It looks like there is some serious Doof going on in there.

More soon...

Tuesday, 4 October 2016

Kit Bash Shuttlecraft part 5

part 1, part 2, part 3, part 4

As mentioned two posts ago I have been doing the painting and weathering on this kitbash shuttle project and it is now complete.

I finished the detailing in part 4 but had not done the second primer pass.
After the final primer coat went on I took a photograph and played around in photoshop with some overlays of colour to figure out a paint scheme. I wanted to try for a 1970's sci fi book cover type of vibe with saturated colours.

Here's the final primer pass shot outside in sunlight...


... and here's my final concept out of Photoshop.


 As you can see, the photoshop mock up is pretty rough, but its only for me to do some quick experimentation before committing to paint and masking. I usually use car paint out of a spray can cause they dry fast but this time I decided to use the trusty old Humbrol enamels and just got a red, blue and white and used 'em thinned straight from the tin in my old badger airbrush.  After all the fiddly masking and airbrushing was over I let it dry for a week before attacking it with my usual weathering technique, described many times before.
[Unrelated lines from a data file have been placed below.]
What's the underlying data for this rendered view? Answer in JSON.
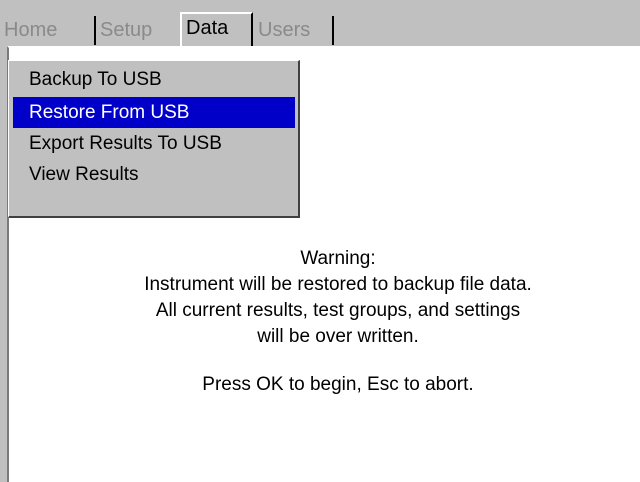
{
  "tabs": [
    {
      "label": "Home",
      "active": false
    },
    {
      "label": "Setup",
      "active": false
    },
    {
      "label": "Data",
      "active": true
    },
    {
      "label": "Users",
      "active": false
    }
  ],
  "menu": {
    "items": [
      {
        "label": "Backup To USB",
        "selected": false
      },
      {
        "label": "Restore From USB",
        "selected": true
      },
      {
        "label": "Export Results To USB",
        "selected": false
      },
      {
        "label": "View Results",
        "selected": false
      }
    ]
  },
  "message": {
    "title": "Warning:",
    "line1": "Instrument will be restored to backup file data.",
    "line2": "All current results, test groups, and settings",
    "line3": "will be over written.",
    "prompt": "Press OK to begin, Esc to abort."
  },
  "colors": {
    "chrome": "#c0c0c0",
    "selection": "#0000c8",
    "inactive_tab_text": "#8a8a8a"
  }
}
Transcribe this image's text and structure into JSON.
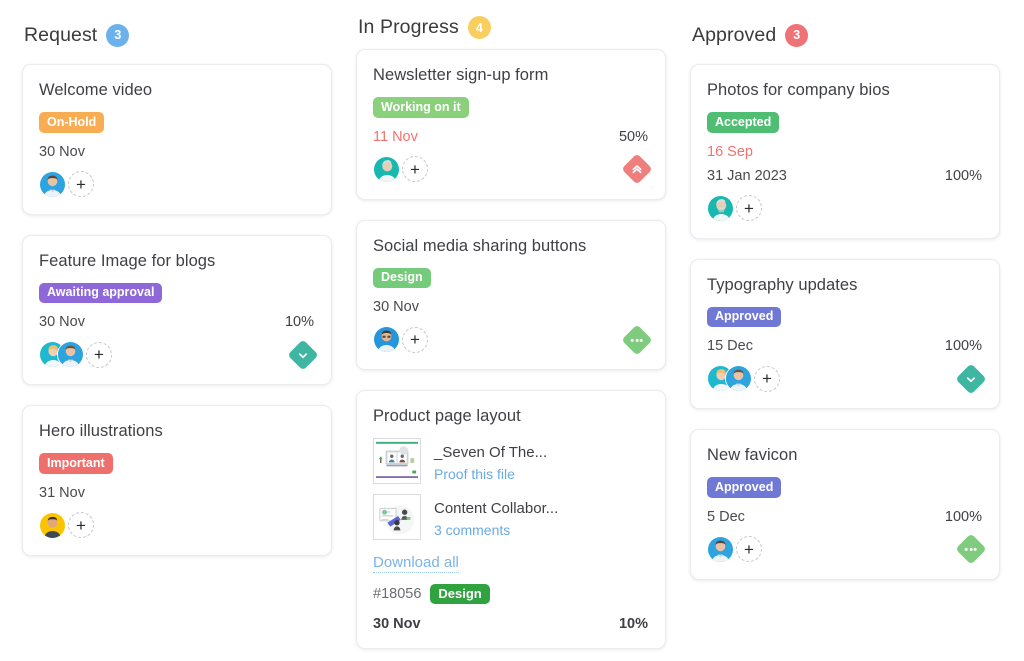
{
  "columns": [
    {
      "title": "Request",
      "count": "3",
      "count_color": "#6bb2ec",
      "cards": [
        {
          "title": "Welcome video",
          "tag": {
            "label": "On-Hold",
            "color": "#f9ad53"
          },
          "date": "30 Nov",
          "date_overdue": false,
          "percent": "",
          "avatars": [
            "male-blue",
            "none"
          ],
          "avatar_count": 1,
          "priority_icon": "",
          "priority_color": ""
        },
        {
          "title": "Feature Image for blogs",
          "tag": {
            "label": "Awaiting approval",
            "color": "#8e68d9"
          },
          "date": "30 Nov",
          "date_overdue": false,
          "percent": "10%",
          "avatar_count": 2,
          "priority_icon": "chevron-down",
          "priority_color": "#3eb6a2"
        },
        {
          "title": "Hero illustrations",
          "tag": {
            "label": "Important",
            "color": "#ee6f6c"
          },
          "date": "31 Nov",
          "date_overdue": false,
          "percent": "",
          "avatar_count": 1,
          "avatar_style": "yellow",
          "priority_icon": "",
          "priority_color": ""
        }
      ]
    },
    {
      "title": "In Progress",
      "count": "4",
      "count_color": "#f8cf5e",
      "cards": [
        {
          "title": "Newsletter sign-up form",
          "tag": {
            "label": "Working on it",
            "color": "#8bd17c"
          },
          "date": "11 Nov",
          "date_overdue": true,
          "percent": "50%",
          "avatar_count": 1,
          "avatar_style": "teal",
          "priority_icon": "chevrons-up",
          "priority_color": "#ef7f7d"
        },
        {
          "title": "Social media sharing buttons",
          "tag": {
            "label": "Design",
            "color": "#74cc7a"
          },
          "date": "30 Nov",
          "date_overdue": false,
          "percent": "",
          "avatar_count": 1,
          "avatar_style": "blue-glasses",
          "priority_icon": "dots",
          "priority_color": "#7fcc7f"
        },
        {
          "title": "Product page layout",
          "files": [
            {
              "name": "_Seven Of The...",
              "link": "Proof this file",
              "thumb": "proof-thumb"
            },
            {
              "name": "Content Collabor...",
              "link": "3 comments",
              "thumb": "collab-thumb"
            }
          ],
          "download_all": "Download all",
          "ticket_id": "#18056",
          "inline_tag": {
            "label": "Design",
            "color": "#30a23f"
          },
          "date": "30 Nov",
          "date_bold": true,
          "percent": "10%",
          "percent_bold": true
        }
      ]
    },
    {
      "title": "Approved",
      "count": "3",
      "count_color": "#ef7277",
      "cards": [
        {
          "title": "Photos for company bios",
          "tag": {
            "label": "Accepted",
            "color": "#4fbe72"
          },
          "sub_date": "16 Sep",
          "date": "31 Jan 2023",
          "date_overdue": false,
          "percent": "100%",
          "avatar_count": 1,
          "avatar_style": "senior-teal",
          "priority_icon": "",
          "priority_color": ""
        },
        {
          "title": "Typography updates",
          "tag": {
            "label": "Approved",
            "color": "#6f78d4"
          },
          "date": "15 Dec",
          "date_overdue": false,
          "percent": "100%",
          "avatar_count": 2,
          "priority_icon": "chevron-down",
          "priority_color": "#3eb6a2"
        },
        {
          "title": "New favicon",
          "tag": {
            "label": "Approved",
            "color": "#6f78d4"
          },
          "date": "5 Dec",
          "date_overdue": false,
          "percent": "100%",
          "avatar_count": 1,
          "avatar_style": "male-blue",
          "priority_icon": "dots",
          "priority_color": "#7fcc7f"
        }
      ]
    }
  ],
  "icons": {
    "add_person": "+",
    "chevron_down": "chevron-down-icon",
    "chevrons_up": "chevrons-up-icon",
    "dots": "more-dots-icon"
  }
}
Before removing the window masks I sprayed the model with some Crystal Kote clear matt spray.





After a house clean I came across an old stash of Letraset dry transfer letters and numbers in the Microgramma font that I have had for quite a while. Can you still get this stuff? I'd like some more but chances are its been long retired now that absolutely everything is done on computer, even modeling...sigh.






The rear power and mounting rod access hatch was also a recent addition.
The hatch just fits by a protrusion that friction fits into the center mounting rod hole, the dc connector is next to it and the third hole is just there for the hell of it. The led downlights secured into the nozzles with three small spots of super glue which in the unlikely event they have to be replaced, can be cracked out. The nozzle/light assemblies are plugged into the ceramic bi pin connectors and then just press into the engine pods with a nice secure fit.
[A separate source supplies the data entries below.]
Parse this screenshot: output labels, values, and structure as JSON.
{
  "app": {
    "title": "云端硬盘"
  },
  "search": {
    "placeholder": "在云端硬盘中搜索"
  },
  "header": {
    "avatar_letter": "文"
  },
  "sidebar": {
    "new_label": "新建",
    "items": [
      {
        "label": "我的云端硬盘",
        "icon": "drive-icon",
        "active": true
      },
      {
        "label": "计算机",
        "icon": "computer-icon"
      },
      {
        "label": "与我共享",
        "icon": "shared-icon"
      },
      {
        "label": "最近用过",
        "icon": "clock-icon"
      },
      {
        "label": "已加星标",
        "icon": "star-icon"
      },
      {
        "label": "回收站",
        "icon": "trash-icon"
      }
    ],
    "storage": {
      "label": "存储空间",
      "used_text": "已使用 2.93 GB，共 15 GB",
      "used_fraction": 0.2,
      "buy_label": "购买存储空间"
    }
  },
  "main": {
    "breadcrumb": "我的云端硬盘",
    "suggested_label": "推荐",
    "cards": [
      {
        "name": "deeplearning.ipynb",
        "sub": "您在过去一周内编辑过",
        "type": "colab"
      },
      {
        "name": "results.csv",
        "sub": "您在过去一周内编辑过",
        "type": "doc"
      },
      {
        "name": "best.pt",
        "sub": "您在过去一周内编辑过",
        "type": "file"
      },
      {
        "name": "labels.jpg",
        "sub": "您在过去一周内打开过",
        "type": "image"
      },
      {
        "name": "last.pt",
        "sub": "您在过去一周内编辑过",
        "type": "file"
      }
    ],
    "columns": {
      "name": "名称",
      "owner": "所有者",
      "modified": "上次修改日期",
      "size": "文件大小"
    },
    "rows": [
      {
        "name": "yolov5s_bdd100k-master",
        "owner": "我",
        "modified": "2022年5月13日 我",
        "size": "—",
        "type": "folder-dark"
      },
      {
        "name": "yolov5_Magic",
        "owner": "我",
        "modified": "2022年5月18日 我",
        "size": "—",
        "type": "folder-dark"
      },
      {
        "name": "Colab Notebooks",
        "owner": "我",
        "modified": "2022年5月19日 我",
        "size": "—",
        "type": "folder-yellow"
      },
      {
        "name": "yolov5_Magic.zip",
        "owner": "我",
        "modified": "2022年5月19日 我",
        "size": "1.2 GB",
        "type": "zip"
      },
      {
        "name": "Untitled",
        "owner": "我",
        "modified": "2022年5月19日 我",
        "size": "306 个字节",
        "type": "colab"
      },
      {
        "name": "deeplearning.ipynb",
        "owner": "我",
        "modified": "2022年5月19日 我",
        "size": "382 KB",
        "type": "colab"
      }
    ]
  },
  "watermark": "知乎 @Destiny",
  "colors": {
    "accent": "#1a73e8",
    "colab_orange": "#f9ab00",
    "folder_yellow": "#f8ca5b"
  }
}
The other access hatch is underneath and it has an inline dc connector that can be pulled out. The central round shape in the hatch is removable to allow a support rod and the power connector to pass through leaving the main door in place.







This project has been started and finished within the same year, a real achievement for me being so easily distracted by the next idea. It is always nice to finally bring a project to completion.

More soon...